Material provided.
────────

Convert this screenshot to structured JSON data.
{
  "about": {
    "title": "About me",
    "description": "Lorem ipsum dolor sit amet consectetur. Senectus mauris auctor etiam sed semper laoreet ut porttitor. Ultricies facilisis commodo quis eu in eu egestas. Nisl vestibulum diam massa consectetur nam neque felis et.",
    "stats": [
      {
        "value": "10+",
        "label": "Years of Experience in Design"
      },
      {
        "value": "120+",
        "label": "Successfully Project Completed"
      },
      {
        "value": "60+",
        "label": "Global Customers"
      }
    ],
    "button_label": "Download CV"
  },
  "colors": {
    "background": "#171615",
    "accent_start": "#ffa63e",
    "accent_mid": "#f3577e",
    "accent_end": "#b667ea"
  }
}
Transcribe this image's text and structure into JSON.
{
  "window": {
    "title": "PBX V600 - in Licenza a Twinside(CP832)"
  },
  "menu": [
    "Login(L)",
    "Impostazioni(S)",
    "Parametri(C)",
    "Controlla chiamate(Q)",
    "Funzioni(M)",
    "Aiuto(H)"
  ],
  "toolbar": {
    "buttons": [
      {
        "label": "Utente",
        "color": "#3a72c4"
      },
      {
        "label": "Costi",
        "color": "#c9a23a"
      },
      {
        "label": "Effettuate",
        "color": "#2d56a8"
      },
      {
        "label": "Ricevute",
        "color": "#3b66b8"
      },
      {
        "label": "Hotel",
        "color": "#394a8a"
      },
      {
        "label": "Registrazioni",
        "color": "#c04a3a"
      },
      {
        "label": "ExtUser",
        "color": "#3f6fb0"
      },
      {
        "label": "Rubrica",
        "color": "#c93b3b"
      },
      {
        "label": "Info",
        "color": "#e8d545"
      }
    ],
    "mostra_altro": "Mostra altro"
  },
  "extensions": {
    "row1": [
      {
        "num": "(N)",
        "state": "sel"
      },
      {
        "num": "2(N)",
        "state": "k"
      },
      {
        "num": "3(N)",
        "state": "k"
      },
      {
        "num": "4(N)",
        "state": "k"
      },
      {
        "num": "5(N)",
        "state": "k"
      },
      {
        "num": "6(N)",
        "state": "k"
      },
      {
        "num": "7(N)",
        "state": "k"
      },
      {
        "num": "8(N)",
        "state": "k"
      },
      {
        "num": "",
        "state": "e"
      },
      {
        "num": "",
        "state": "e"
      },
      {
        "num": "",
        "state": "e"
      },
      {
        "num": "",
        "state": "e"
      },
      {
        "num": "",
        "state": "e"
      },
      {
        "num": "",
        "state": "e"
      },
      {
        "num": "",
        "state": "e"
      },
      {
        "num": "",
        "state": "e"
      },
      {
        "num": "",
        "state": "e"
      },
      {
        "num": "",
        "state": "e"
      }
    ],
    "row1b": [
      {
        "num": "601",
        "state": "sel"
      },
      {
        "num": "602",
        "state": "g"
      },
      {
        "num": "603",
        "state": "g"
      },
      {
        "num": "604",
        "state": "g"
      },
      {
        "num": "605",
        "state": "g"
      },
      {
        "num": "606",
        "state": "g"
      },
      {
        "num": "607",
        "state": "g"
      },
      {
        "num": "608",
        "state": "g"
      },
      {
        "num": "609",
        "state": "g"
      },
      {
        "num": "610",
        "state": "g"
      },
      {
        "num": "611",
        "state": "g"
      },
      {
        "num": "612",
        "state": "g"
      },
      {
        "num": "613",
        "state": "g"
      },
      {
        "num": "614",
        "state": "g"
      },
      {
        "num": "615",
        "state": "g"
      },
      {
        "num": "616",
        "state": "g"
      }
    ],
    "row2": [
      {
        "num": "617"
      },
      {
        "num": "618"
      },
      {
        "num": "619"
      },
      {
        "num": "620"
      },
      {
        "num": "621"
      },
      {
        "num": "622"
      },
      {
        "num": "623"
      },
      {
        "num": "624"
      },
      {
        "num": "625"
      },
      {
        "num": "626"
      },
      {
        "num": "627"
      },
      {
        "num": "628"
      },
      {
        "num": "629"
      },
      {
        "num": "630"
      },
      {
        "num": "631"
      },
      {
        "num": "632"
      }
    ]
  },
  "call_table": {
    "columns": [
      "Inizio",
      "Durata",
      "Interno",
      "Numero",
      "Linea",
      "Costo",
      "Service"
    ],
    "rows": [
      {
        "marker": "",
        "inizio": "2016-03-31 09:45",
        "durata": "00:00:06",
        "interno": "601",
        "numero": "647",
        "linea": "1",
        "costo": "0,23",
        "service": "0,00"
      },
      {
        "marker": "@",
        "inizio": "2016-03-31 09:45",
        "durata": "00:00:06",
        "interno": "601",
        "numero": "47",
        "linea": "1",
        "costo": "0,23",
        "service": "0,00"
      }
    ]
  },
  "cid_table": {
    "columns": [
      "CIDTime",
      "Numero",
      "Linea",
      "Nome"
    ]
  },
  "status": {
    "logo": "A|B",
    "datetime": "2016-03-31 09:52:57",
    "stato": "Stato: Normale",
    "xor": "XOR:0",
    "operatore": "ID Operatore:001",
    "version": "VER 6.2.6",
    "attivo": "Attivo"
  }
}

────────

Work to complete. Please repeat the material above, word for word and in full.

Result for this task.
Convert this screenshot to structured JSON data.
{
  "about": {
    "title": "About me",
    "description": "Lorem ipsum dolor sit amet consectetur. Senectus mauris auctor etiam sed semper laoreet ut porttitor. Ultricies facilisis commodo quis eu in eu egestas. Nisl vestibulum diam massa consectetur nam neque felis et.",
    "stats": [
      {
        "value": "10+",
        "label": "Years of Experience in Design"
      },
      {
        "value": "120+",
        "label": "Successfully Project Completed"
      },
      {
        "value": "60+",
        "label": "Global Customers"
      }
    ],
    "button_label": "Download CV"
  },
  "colors": {
    "background": "#171615",
    "accent_start": "#ffa63e",
    "accent_mid": "#f3577e",
    "accent_end": "#b667ea"
  }
}
Transcribe this image's text and structure into JSON.
{
  "window": {
    "title": "PBX V600 - in Licenza a Twinside(CP832)"
  },
  "menu": [
    "Login(L)",
    "Impostazioni(S)",
    "Parametri(C)",
    "Controlla chiamate(Q)",
    "Funzioni(M)",
    "Aiuto(H)"
  ],
  "toolbar": {
    "buttons": [
      {
        "label": "Utente",
        "color": "#3a72c4"
      },
      {
        "label": "Costi",
        "color": "#c9a23a"
      },
      {
        "label": "Effettuate",
        "color": "#2d56a8"
      },
      {
        "label": "Ricevute",
        "color": "#3b66b8"
      },
      {
        "label": "Hotel",
        "color": "#394a8a"
      },
      {
        "label": "Registrazioni",
        "color": "#c04a3a"
      },
      {
        "label": "ExtUser",
        "color": "#3f6fb0"
      },
      {
        "label": "Rubrica",
        "color": "#c93b3b"
      },
      {
        "label": "Info",
        "color": "#e8d545"
      }
    ],
    "mostra_altro": "Mostra altro"
  },
  "extensions": {
    "row1": [
      {
        "num": "(N)",
        "state": "sel"
      },
      {
        "num": "2(N)",
        "state": "k"
      },
      {
        "num": "3(N)",
        "state": "k"
      },
      {
        "num": "4(N)",
        "state": "k"
      },
      {
        "num": "5(N)",
        "state": "k"
      },
      {
        "num": "6(N)",
        "state": "k"
      },
      {
        "num": "7(N)",
        "state": "k"
      },
      {
        "num": "8(N)",
        "state": "k"
      },
      {
        "num": "",
        "state": "e"
      },
      {
        "num": "",
        "state": "e"
      },
      {
        "num": "",
        "state": "e"
      },
      {
        "num": "",
        "state": "e"
      },
      {
        "num": "",
        "state": "e"
      },
      {
        "num": "",
        "state": "e"
      },
      {
        "num": "",
        "state": "e"
      },
      {
        "num": "",
        "state": "e"
      },
      {
        "num": "",
        "state": "e"
      },
      {
        "num": "",
        "state": "e"
      }
    ],
    "row1b": [
      {
        "num": "601",
        "state": "sel"
      },
      {
        "num": "602",
        "state": "g"
      },
      {
        "num": "603",
        "state": "g"
      },
      {
        "num": "604",
        "state": "g"
      },
      {
        "num": "605",
        "state": "g"
      },
      {
        "num": "606",
        "state": "g"
      },
      {
        "num": "607",
        "state": "g"
      },
      {
        "num": "608",
        "state": "g"
      },
      {
        "num": "609",
        "state": "g"
      },
      {
        "num": "610",
        "state": "g"
      },
      {
        "num": "611",
        "state": "g"
      },
      {
        "num": "612",
        "state": "g"
      },
      {
        "num": "613",
        "state": "g"
      },
      {
        "num": "614",
        "state": "g"
      },
      {
        "num": "615",
        "state": "g"
      },
      {
        "num": "616",
        "state": "g"
      }
    ],
    "row2": [
      {
        "num": "617"
      },
      {
        "num": "618"
      },
      {
        "num": "619"
      },
      {
        "num": "620"
      },
      {
        "num": "621"
      },
      {
        "num": "622"
      },
      {
        "num": "623"
      },
      {
        "num": "624"
      },
      {
        "num": "625"
      },
      {
        "num": "626"
      },
      {
        "num": "627"
      },
      {
        "num": "628"
      },
      {
        "num": "629"
      },
      {
        "num": "630"
      },
      {
        "num": "631"
      },
      {
        "num": "632"
      }
    ]
  },
  "call_table": {
    "columns": [
      "Inizio",
      "Durata",
      "Interno",
      "Numero",
      "Linea",
      "Costo",
      "Service"
    ],
    "rows": [
      {
        "marker": "",
        "inizio": "2016-03-31 09:45",
        "durata": "00:00:06",
        "interno": "601",
        "numero": "647",
        "linea": "1",
        "costo": "0,23",
        "service": "0,00"
      },
      {
        "marker": "@",
        "inizio": "2016-03-31 09:45",
        "durata": "00:00:06",
        "interno": "601",
        "numero": "47",
        "linea": "1",
        "costo": "0,23",
        "service": "0,00"
      }
    ]
  },
  "cid_table": {
    "columns": [
      "CIDTime",
      "Numero",
      "Linea",
      "Nome"
    ]
  },
  "status": {
    "logo": "A|B",
    "datetime": "2016-03-31 09:52:57",
    "stato": "Stato: Normale",
    "xor": "XOR:0",
    "operatore": "ID Operatore:001",
    "version": "VER 6.2.6",
    "attivo": "Attivo"
  }
}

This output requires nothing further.